Former South Dakota Senator Larry Pressler pops up on the op-ed page of the New York Times, decrying what he calls the "Technicality Generation." Pressler is reacting to the news that Connecticut Attorney General (and current Senate candidate) Richard Blumenthal dodged the Vietnam draft by seeking deferments and ultimately enlisting in the Marine Reserve. (Feel free to discuss differences with George W. Bush's service in the Air National Guard.)
Many of those who didn’t serve were helped by an inherently unfair draft. I don’t fault anyone for taking advantage of the law. Where I do find fault is among those who say they were avoiding the draft because they were idealistically opposed to the war — when, in fact, they mostly didn’t want to make the sacrifice [Larry Pressler, "The Technicality Generation," New York Times, 2010.05.18].
Stop right there. Didn't Larry sit in on any rhetoric classes at Oxford? When you say "in fact," you are generally expeced to present fact, not unsubstantiated assertion.
Pressler proceeds to indict a great swath of nameless, faceless targets. He asserts that "many" in his generation "cloaked themselves in idealism but deep down had to know that they were engaging in a charade." Had to know? Hmmm... speculating as to the mindset of the defendant... surely some prof at Harvard Law mentioned that's a bad strategy.
"This intellectual justification continues to this day," says Pressler, "only now these men are among our country’s leaders." Oh really? Which ones? Care to get specific?
Of course not. Pressler refers to private conversations where he was told "over and over" about the "deeply insidious thing" many of his classmates did. Many, too many... but never any specifics.

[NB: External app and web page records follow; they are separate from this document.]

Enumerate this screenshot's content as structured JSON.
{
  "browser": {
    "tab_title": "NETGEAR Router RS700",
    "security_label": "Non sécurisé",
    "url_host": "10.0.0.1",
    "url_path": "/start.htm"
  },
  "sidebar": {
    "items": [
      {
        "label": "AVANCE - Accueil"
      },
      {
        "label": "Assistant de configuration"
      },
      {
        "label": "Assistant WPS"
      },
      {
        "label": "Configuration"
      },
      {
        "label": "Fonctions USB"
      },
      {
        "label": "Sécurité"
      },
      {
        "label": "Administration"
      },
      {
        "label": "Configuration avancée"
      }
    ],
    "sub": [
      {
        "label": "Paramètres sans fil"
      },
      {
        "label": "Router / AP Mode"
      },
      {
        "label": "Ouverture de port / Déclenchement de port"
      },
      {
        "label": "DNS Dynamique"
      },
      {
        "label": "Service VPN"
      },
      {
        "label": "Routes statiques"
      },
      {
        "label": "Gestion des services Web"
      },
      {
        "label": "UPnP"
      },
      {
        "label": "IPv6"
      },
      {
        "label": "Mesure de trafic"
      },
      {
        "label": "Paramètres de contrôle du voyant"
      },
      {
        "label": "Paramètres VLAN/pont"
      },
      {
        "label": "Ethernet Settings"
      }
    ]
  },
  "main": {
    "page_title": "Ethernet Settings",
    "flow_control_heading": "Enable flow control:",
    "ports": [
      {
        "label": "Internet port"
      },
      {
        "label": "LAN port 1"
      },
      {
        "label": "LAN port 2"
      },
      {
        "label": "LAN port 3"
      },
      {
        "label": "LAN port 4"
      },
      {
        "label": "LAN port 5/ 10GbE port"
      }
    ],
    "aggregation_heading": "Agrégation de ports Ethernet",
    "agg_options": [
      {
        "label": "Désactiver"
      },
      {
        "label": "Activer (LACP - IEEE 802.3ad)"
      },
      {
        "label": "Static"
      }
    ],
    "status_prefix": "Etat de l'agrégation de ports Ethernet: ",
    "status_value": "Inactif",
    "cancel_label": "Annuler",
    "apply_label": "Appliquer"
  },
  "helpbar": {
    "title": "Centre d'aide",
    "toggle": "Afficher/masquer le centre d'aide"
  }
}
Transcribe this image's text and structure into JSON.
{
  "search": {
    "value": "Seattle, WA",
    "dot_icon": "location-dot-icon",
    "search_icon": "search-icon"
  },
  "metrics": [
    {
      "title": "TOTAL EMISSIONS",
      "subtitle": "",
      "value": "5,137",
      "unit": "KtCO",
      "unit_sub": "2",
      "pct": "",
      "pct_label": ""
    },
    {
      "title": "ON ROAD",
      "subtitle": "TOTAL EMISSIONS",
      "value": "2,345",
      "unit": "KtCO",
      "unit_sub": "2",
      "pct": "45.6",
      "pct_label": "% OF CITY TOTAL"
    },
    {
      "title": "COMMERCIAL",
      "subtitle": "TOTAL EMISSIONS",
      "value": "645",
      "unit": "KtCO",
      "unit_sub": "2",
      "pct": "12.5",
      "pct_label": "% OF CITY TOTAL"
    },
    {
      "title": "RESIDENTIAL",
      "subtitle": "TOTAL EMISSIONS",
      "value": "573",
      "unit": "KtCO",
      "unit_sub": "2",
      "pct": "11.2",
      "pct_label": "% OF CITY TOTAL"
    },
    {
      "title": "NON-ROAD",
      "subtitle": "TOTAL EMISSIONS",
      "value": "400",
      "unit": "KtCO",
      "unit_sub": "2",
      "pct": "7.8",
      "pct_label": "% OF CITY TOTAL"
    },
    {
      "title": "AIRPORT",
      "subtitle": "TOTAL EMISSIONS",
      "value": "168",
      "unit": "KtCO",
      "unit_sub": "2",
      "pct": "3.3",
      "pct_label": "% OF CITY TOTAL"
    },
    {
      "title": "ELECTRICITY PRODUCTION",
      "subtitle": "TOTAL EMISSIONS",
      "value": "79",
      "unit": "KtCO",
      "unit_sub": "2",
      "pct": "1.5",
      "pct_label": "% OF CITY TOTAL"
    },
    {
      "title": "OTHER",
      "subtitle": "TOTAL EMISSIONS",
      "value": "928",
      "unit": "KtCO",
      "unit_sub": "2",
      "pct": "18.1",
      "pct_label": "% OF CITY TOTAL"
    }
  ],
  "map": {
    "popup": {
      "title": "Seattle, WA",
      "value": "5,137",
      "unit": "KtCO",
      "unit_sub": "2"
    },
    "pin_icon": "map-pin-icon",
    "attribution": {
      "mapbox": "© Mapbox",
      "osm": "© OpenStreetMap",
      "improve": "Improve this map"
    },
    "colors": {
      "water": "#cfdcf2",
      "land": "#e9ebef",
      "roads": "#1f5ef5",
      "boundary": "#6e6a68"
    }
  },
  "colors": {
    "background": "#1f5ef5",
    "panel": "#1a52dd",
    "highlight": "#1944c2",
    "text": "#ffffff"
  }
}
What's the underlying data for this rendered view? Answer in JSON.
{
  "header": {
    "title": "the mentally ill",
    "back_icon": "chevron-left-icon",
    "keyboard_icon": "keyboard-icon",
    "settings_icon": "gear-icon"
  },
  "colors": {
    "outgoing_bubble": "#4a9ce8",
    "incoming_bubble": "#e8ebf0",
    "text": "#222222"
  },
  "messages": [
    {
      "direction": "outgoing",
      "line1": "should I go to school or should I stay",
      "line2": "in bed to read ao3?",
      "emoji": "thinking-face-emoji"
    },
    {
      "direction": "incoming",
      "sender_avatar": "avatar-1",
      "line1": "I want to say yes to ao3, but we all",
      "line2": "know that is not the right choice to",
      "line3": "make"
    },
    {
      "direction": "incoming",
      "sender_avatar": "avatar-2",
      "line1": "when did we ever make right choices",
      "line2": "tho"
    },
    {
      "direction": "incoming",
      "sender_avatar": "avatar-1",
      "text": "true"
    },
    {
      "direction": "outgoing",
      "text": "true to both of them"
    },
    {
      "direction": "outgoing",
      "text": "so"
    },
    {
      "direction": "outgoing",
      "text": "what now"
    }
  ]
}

Pressler's vague assertions smell a bit of Gordon Howie's unsubstantiated claims about his budget independence. It sure sounds nice, but without any hard evidence, can we really buy it?